Faiyaz helped lead the charge for R&B’s booming renaissance in 2022 with his Billboard 200 No. 2-debuting sophomore set Wasteland. Then, this October, he surprised fans with his Larger Than Life mixtape — the first release via his ISO Supremacy label with partner UnitedMasters. The 12-song project, bowing at No. 11 on the Billboard 200 and No. 4 on Top R&B/Hip-Hop Albums, spotlights Faiyaz’s soulful vocals delivering treatises about real life against melodies integrating contemporary R&B with nods to genre influences that have inspired his artistry. Noteworthy selections include “Moment of Your Life” featuring Coco Jones (which samples Lady Wray’s “Boy You Should Listen”), “Pistachios” (sampling Adina Howard’s “If We Make Love Tonight,” the hypnotic “WY@” and the short but arresting opener/Timbaland homage “Tim’s Intro” (sampling TLC’s “No Scrubs”). — Gail Mitchell
Victoria Monét, Jaguar II
After spending years writing pop hits for artists like Ariana Grande and Fifth Harmony—while also introducing the world to her own sensual, soulful, and super groovy brand of R&B with her 2020 EP Jaguar—Victoria Monét seized her motherf—ing moment with her major label debut album Jaguar II. From singing “You got that Earth, Wind and Fire” with Lucky Daye on the ’70s funk-tinged 420 anthem “Smoke” to singing with the actual Earth, Wind and Fire (as well as her two-year-old daughter Hazel) on the dreamy “Hollywood,” the 11-track set elevates contemporary R&B with touches of dancehall, disco, and Dirty South rap alongside lush live instrumentation.
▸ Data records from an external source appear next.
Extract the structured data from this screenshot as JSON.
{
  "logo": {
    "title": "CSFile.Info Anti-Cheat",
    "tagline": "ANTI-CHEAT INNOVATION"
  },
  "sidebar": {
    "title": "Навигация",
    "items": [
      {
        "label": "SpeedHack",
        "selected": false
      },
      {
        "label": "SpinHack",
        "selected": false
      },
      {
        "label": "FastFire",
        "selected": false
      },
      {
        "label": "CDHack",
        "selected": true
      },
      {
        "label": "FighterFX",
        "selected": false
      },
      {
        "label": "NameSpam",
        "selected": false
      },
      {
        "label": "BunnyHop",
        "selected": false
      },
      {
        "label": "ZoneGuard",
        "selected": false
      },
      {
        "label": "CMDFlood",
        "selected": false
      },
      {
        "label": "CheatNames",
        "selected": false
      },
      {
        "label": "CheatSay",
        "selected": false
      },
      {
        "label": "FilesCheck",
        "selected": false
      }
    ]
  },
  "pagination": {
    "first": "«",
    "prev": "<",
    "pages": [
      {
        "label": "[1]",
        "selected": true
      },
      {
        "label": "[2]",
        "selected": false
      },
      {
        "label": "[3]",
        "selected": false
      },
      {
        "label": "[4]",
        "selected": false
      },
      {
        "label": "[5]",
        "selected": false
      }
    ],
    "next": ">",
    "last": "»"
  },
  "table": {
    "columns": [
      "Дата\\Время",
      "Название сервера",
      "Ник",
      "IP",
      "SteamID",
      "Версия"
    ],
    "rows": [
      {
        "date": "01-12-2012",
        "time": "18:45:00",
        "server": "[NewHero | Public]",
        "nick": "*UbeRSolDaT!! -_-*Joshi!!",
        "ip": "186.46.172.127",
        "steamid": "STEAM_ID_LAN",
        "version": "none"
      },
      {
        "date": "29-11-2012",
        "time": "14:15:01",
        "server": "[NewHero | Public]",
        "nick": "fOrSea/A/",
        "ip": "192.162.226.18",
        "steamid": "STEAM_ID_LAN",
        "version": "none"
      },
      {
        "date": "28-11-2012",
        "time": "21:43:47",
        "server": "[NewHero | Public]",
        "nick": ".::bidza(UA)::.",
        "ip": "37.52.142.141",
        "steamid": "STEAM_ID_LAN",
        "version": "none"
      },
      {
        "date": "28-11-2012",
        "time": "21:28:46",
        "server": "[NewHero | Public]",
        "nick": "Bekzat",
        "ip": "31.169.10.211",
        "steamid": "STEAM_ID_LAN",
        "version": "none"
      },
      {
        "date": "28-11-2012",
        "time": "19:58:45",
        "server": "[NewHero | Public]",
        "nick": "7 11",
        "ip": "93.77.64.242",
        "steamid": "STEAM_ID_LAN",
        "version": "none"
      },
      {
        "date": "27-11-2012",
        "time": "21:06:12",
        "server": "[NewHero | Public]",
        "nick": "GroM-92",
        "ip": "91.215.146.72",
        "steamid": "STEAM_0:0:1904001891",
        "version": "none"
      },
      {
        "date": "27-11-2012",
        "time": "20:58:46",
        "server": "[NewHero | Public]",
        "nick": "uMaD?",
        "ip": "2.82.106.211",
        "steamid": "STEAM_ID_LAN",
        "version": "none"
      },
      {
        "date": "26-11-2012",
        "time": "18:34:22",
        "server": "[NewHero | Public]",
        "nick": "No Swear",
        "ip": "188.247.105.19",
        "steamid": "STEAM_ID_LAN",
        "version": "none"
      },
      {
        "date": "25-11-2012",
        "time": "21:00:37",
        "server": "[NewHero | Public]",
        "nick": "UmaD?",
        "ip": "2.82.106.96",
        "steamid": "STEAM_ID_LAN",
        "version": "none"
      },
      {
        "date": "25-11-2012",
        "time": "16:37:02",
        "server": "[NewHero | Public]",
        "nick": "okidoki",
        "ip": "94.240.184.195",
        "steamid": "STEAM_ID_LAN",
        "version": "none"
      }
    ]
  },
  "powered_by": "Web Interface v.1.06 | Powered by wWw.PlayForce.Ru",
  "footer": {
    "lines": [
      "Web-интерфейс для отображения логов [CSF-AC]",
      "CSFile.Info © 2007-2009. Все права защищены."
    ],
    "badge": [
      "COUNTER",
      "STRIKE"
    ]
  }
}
Jaguar II signaled Monét’s commercial breakthrough and put her on the same playing field as the superstars she’s worked with before. Due to the success of the album, Monét is tied as the second-most-nominated person at the 2024 Grammys with seven nods, including record of the year with “On My Mama” and best new artist. — Heran Mamo
First, a few accolades. SOS debuted at the top of the Billboard 200 chart with 318,000 albums sold. It stayed there for 10 weeks making it the longest-running number one album by a female R&B artist since Mariah Carey’s debut in 1991. It won album of the year at the 2023 BET Awards. And it’s nominated for Album of the Year at the 2024 Grammys. Suffice to say it’s been well received. It’d be the understatement of the decade to say people were clamoring for SZA’s sophomore project.
And the five-year break was worth the wait. SOS amplifies all that was great about CNTRL. The songwriting that so clearly transcribed her inner monologues and transposed them onto luscious, luxurious production. The snap, crackle, and snark of her delivery. The ability of her voice to flow from guttural alto to sinewy soprano. SOS is at once dark (“Kill Bill”), hilarious (“Smoking on my Ex Pack”), and loving (“Snooze”). It’s ambitious in ways that surprise—only the best generational talents are able to pull such feats. It’s one of those albums people will reminisce about. Who knows when we’ll get an album like this again? Hopefully SZA does. — Damien Scott